Required work:
Without any images, output the records below verbatim.

Data provided:
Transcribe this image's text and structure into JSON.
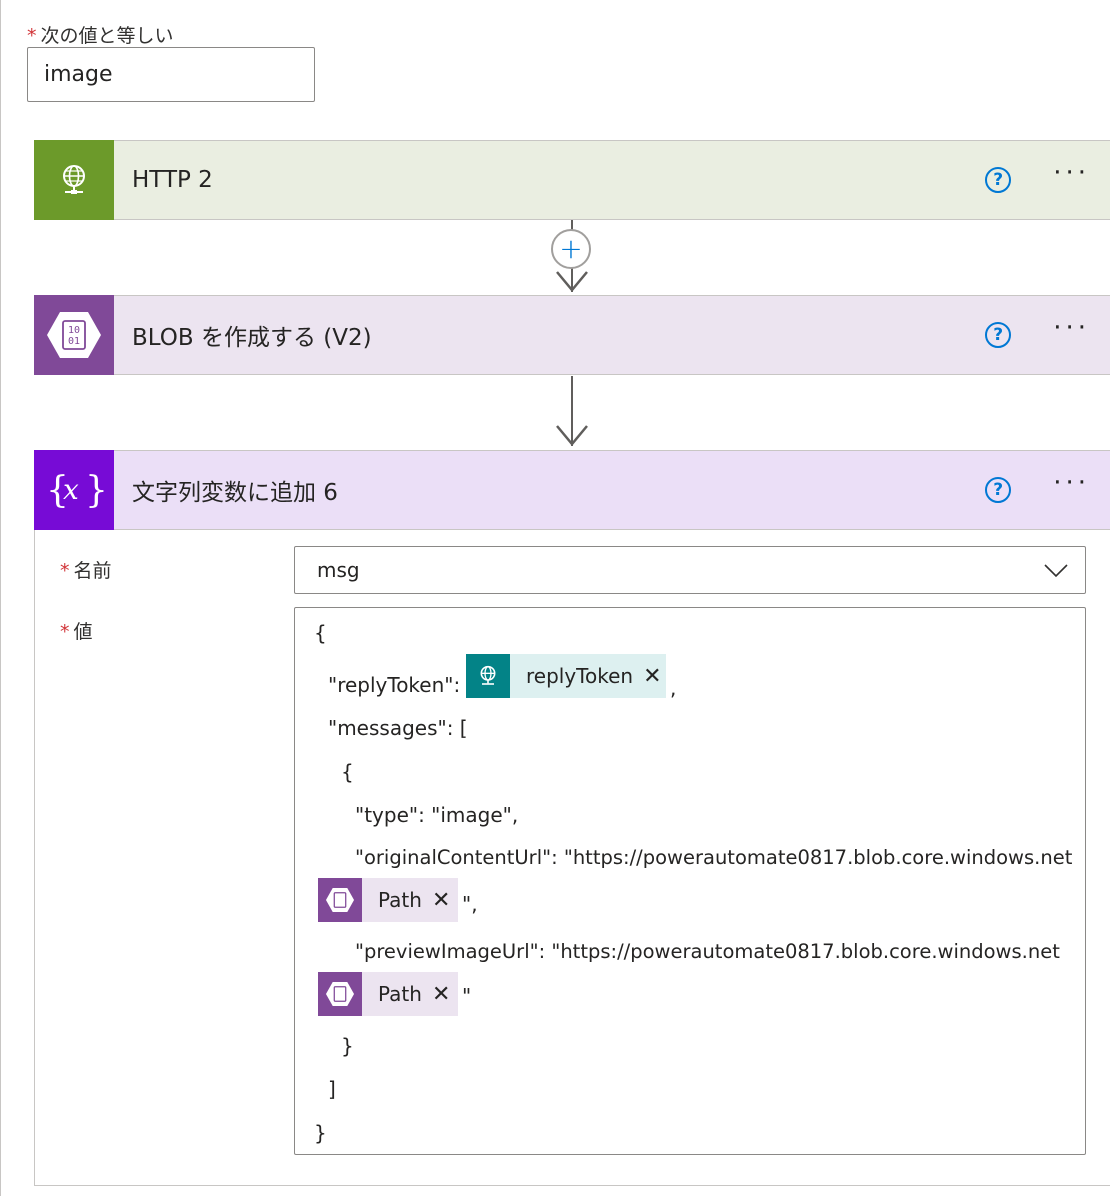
{
  "condition": {
    "required_mark": "*",
    "label": "次の値と等しい",
    "value": "image"
  },
  "actions": [
    {
      "title": "HTTP 2",
      "icon": "globe-icon",
      "color": "#6c9a2a",
      "header_bg": "#eaeee1"
    },
    {
      "title": "BLOB を作成する (V2)",
      "icon": "blob-icon",
      "color": "#804998",
      "header_bg": "#ece4f0"
    },
    {
      "title": "文字列変数に追加 6",
      "icon": "variable-icon",
      "color": "#770bd6",
      "header_bg": "#ebdff7"
    }
  ],
  "help_glyph": "?",
  "more_glyph": "···",
  "add_glyph": "+",
  "form": {
    "name_label": "名前",
    "name_value": "msg",
    "value_label": "値",
    "required_mark": "*"
  },
  "value_lines": {
    "l1": "{",
    "l2_prefix": "\"replyToken\":",
    "l2_suffix": ",",
    "l3": "\"messages\": [",
    "l4": "{",
    "l5": "\"type\": \"image\",",
    "l6": "\"originalContentUrl\": \"https://powerautomate0817.blob.core.windows.net",
    "l7_suffix": "\",",
    "l8": "\"previewImageUrl\": \"https://powerautomate0817.blob.core.windows.net",
    "l9_suffix": "\"",
    "l10": "}",
    "l11": "]",
    "l12": "}"
  },
  "tokens": {
    "reply_token": {
      "label": "replyToken",
      "icon": "globe-icon",
      "color": "#038387",
      "bg": "#ddf0f0"
    },
    "path_1": {
      "label": "Path",
      "icon": "blob-icon",
      "color": "#804998",
      "bg": "#ece4f0"
    },
    "path_2": {
      "label": "Path",
      "icon": "blob-icon",
      "color": "#804998",
      "bg": "#ece4f0"
    },
    "close_glyph": "✕"
  }
}
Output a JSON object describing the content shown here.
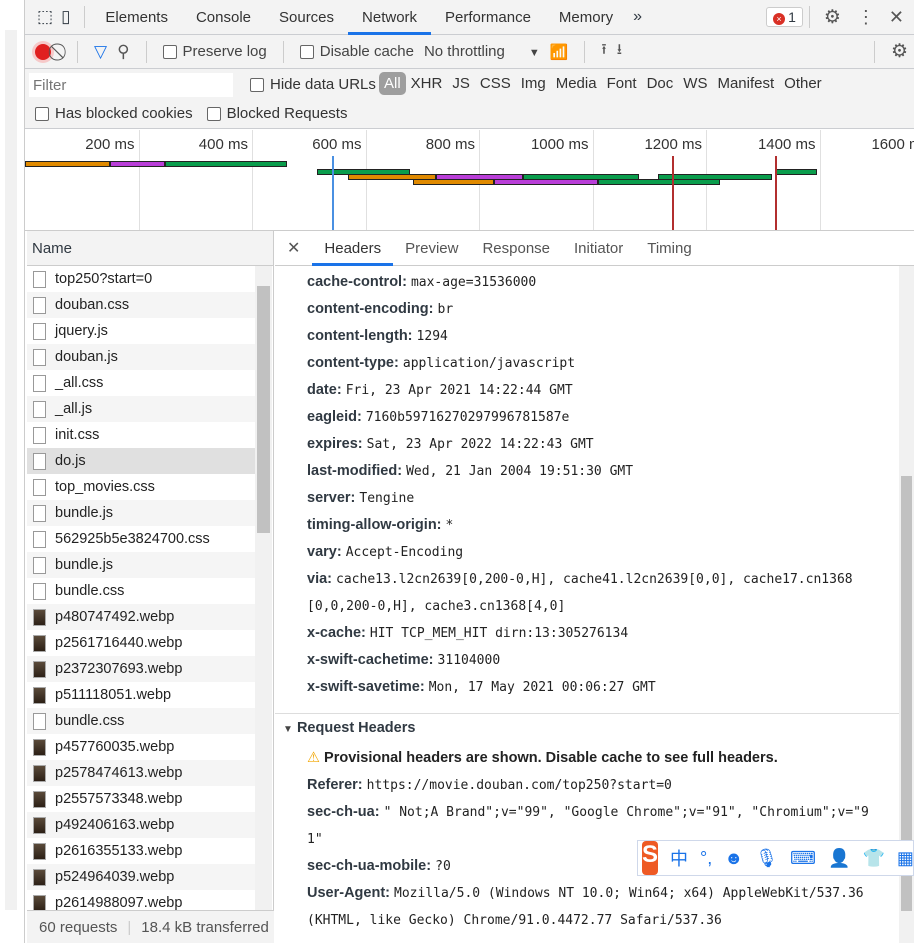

Expected answer:
Transcribe this image's text and structure into JSON.
{
  "condition": {
    "required_mark": "*",
    "label": "次の値と等しい",
    "value": "image"
  },
  "actions": [
    {
      "title": "HTTP 2",
      "icon": "globe-icon",
      "color": "#6c9a2a",
      "header_bg": "#eaeee1"
    },
    {
      "title": "BLOB を作成する (V2)",
      "icon": "blob-icon",
      "color": "#804998",
      "header_bg": "#ece4f0"
    },
    {
      "title": "文字列変数に追加 6",
      "icon": "variable-icon",
      "color": "#770bd6",
      "header_bg": "#ebdff7"
    }
  ],
  "help_glyph": "?",
  "more_glyph": "···",
  "add_glyph": "+",
  "form": {
    "name_label": "名前",
    "name_value": "msg",
    "value_label": "値",
    "required_mark": "*"
  },
  "value_lines": {
    "l1": "{",
    "l2_prefix": "\"replyToken\":",
    "l2_suffix": ",",
    "l3": "\"messages\": [",
    "l4": "{",
    "l5": "\"type\": \"image\",",
    "l6": "\"originalContentUrl\": \"https://powerautomate0817.blob.core.windows.net",
    "l7_suffix": "\",",
    "l8": "\"previewImageUrl\": \"https://powerautomate0817.blob.core.windows.net",
    "l9_suffix": "\"",
    "l10": "}",
    "l11": "]",
    "l12": "}"
  },
  "tokens": {
    "reply_token": {
      "label": "replyToken",
      "icon": "globe-icon",
      "color": "#038387",
      "bg": "#ddf0f0"
    },
    "path_1": {
      "label": "Path",
      "icon": "blob-icon",
      "color": "#804998",
      "bg": "#ece4f0"
    },
    "path_2": {
      "label": "Path",
      "icon": "blob-icon",
      "color": "#804998",
      "bg": "#ece4f0"
    },
    "close_glyph": "✕"
  }
}
Output a JSON object describing the content shown here.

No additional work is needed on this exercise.